He was then made to sit back down and held the shoe behind his back. Officers were concerned Breinholt might do something with the shoe, and one of the officers took it away from him.
“Mr. Breinholt turned his torso, and with both of his hands still handcuffed, grabbed the handle of Officer Atkin’s firearm and began pulling on it as though he was trying to draw the holster,” Gill said. “Upon realizing that Mr. Breinholt had grabbed his firearm and was pulling on it, Officer Atkin yelled ‘Holy F, he’s got my gun, he’s got my gun.”
Atkin then reached over to prevent Breinholt from drawing the gun. Another officer then joined the struggle and Breinholt continued to pull on the handle, Gill said.
Longman then entered the room and for a moment, the three officers struggled with Breinholt, Gill said. Longman hit Breinholt in the face, but he continued to pull on the gun, he added.
“As officers struggled to control the situation, they pushed Mr. Breinholt to the far corner of the room, where some furniture was placed,” Gill said. “The officers were unable to remove Mr. Breinholt’s hands from Officer Atkin’s gun.”
At some point, Longman said to Breinholt,”You’re about to die, my friend.” Longman reached for his firearm and drew it from the holster. He then pointed his firearm at Breinholt’s head and fired. The suspect fell to the floor, where he died instantly, Gill said.
Gill then showed body-worn camera footage from the officers in the room when Breinholt was shot.
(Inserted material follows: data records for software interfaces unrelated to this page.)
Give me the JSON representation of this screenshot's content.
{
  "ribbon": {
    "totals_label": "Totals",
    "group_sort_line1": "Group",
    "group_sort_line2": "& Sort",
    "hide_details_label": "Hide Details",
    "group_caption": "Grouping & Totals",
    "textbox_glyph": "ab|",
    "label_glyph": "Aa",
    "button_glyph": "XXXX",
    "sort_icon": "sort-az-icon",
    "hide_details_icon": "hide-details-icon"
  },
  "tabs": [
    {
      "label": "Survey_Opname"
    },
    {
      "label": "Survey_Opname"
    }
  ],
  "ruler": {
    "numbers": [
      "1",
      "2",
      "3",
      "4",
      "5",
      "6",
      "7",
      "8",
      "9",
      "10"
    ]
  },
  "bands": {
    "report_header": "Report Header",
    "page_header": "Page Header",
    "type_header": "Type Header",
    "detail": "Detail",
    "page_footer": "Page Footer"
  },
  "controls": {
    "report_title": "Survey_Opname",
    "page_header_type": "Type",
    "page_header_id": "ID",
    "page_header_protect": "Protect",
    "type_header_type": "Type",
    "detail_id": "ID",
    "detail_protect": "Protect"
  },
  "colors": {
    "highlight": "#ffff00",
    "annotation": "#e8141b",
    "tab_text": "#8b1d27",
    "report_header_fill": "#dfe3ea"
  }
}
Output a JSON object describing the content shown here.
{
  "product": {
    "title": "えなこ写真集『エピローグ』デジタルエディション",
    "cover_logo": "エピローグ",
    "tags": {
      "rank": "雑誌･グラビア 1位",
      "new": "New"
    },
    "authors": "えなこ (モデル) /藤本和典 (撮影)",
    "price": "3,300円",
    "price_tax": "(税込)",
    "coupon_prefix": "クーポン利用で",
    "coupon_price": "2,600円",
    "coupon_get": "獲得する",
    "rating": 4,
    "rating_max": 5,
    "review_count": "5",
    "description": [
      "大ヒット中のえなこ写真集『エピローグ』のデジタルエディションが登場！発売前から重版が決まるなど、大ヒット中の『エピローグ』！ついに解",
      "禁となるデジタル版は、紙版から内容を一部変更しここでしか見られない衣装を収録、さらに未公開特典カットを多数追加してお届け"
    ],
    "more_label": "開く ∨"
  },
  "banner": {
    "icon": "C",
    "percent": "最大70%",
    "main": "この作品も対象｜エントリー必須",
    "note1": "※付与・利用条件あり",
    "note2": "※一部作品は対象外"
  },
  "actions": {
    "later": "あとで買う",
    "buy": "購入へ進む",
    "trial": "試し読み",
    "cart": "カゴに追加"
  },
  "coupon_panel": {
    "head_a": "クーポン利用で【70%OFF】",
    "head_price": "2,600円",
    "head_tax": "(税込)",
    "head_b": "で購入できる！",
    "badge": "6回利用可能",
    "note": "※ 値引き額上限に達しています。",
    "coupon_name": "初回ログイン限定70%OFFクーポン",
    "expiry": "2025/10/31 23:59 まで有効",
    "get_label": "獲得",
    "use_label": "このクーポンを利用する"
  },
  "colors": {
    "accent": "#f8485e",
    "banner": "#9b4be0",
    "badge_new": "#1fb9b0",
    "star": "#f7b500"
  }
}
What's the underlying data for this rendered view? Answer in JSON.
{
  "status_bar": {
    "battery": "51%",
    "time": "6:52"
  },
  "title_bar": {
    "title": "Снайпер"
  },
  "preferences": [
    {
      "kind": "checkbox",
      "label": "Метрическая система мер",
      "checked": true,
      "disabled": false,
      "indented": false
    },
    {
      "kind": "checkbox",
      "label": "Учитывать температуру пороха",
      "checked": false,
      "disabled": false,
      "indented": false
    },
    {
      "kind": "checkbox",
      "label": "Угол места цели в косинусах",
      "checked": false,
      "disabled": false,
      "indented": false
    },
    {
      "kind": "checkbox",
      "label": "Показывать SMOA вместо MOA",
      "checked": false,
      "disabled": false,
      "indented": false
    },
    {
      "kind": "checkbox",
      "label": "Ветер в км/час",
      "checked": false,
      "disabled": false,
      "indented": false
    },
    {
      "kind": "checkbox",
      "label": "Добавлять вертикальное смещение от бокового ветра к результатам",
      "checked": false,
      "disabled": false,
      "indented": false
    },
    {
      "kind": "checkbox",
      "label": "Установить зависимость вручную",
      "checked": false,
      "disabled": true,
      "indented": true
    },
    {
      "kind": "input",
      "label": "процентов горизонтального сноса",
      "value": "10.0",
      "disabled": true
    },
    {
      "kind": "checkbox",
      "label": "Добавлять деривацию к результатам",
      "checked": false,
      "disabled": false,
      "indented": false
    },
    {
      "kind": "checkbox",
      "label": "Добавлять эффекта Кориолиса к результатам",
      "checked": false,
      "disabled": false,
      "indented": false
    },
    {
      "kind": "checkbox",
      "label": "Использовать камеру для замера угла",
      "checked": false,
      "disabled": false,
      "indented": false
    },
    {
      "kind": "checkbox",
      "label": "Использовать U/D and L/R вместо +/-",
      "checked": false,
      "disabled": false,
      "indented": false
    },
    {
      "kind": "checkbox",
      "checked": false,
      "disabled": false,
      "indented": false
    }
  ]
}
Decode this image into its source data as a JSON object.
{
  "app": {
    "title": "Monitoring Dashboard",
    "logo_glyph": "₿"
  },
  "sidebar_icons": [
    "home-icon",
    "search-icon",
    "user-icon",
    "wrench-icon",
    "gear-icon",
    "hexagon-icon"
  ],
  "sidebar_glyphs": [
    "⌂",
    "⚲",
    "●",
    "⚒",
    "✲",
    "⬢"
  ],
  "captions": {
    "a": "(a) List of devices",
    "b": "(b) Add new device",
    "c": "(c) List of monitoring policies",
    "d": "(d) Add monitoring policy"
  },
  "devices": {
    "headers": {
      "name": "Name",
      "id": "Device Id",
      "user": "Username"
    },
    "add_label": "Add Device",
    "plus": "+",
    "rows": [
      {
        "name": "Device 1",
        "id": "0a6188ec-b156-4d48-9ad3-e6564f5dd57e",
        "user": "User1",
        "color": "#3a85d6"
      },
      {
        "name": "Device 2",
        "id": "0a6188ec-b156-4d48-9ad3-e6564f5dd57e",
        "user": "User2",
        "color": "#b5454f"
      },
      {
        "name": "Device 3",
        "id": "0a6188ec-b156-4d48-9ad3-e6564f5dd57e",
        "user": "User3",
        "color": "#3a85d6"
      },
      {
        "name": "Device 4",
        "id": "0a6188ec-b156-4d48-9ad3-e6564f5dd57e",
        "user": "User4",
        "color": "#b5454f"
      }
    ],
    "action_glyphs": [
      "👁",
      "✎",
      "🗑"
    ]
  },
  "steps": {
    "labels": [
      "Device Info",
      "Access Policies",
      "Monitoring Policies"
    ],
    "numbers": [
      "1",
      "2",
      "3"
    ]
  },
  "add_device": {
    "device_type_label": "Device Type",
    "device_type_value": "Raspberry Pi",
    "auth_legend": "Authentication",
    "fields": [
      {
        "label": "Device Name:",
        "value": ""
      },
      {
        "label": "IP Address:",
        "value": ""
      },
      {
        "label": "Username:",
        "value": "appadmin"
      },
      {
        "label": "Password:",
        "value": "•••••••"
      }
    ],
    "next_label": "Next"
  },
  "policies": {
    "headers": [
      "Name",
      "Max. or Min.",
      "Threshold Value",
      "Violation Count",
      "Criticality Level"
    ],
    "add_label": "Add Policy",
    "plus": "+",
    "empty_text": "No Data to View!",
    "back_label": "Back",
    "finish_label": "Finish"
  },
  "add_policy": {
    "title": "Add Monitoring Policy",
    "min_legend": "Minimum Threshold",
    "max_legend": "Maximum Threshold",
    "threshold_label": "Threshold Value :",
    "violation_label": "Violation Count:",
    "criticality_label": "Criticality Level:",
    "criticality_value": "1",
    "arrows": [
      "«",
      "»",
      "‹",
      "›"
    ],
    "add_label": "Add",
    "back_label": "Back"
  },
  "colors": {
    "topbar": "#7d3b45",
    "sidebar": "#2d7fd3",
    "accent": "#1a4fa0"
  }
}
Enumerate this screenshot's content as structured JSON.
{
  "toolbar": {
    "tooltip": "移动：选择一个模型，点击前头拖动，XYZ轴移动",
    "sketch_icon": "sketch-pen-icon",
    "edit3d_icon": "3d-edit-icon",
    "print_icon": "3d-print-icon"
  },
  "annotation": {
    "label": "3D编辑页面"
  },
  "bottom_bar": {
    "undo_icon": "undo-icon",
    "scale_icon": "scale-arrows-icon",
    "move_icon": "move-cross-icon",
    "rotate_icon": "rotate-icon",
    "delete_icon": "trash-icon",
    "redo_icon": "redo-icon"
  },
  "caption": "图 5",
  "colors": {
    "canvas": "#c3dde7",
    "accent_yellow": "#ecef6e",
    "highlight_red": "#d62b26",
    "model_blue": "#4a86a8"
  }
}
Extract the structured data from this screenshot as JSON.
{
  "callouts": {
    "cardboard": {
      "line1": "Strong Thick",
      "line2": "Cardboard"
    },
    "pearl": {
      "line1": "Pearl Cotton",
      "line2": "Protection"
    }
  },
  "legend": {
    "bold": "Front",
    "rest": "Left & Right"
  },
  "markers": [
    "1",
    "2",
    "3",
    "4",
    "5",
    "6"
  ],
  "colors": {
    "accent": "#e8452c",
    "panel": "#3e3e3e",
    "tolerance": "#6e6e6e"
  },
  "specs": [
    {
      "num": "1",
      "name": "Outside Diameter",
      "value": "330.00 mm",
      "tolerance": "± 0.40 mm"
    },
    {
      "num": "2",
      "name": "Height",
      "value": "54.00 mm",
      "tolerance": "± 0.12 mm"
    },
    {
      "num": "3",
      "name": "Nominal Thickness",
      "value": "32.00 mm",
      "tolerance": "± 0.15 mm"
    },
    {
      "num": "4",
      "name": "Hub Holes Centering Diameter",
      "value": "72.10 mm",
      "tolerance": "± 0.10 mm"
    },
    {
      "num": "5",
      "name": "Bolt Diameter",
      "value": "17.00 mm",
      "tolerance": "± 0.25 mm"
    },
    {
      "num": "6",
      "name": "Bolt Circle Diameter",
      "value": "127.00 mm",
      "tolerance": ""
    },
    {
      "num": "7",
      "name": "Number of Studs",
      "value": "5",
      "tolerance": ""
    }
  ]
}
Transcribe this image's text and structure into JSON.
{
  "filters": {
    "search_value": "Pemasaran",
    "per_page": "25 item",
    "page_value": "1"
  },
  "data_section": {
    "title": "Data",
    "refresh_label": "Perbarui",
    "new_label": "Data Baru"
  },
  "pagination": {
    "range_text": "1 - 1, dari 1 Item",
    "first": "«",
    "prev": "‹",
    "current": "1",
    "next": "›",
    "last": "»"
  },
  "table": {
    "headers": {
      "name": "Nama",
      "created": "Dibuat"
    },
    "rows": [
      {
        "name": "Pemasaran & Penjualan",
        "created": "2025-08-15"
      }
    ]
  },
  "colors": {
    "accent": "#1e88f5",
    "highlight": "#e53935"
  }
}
Gill said that additional body camera footage showed Longman started saying “you’re about to die my friend” before he entered the room. He added that Longman’s gun was holstered when he entered the room.
Gill also said that Breinholt allegedly did not release on Atkin’s firearm through the entire incident until the suspect was shot. Atkin also reported that the amount of force that was being exercised by Breinholt against the holster was “tremendous.”
Gill said that Longman “was faced with a deadly force situation in which it appeared possible that, unless Mr. Breinholt was stopped, he would not stop grabbing Officer Atkin’s gun from his holster.”
Gill said his decision had to focus on whether Longman’s actions were legally justified under Utah law.
He added: “I think it is a legitimate question: How did we get there? What led up to this. But I do not get to consider that in my analysis.”
Longman was placed on paid administrative leave after the incident pending the results of an independent investigation by the Salt Lake City Police Department, but returned to work a few months later.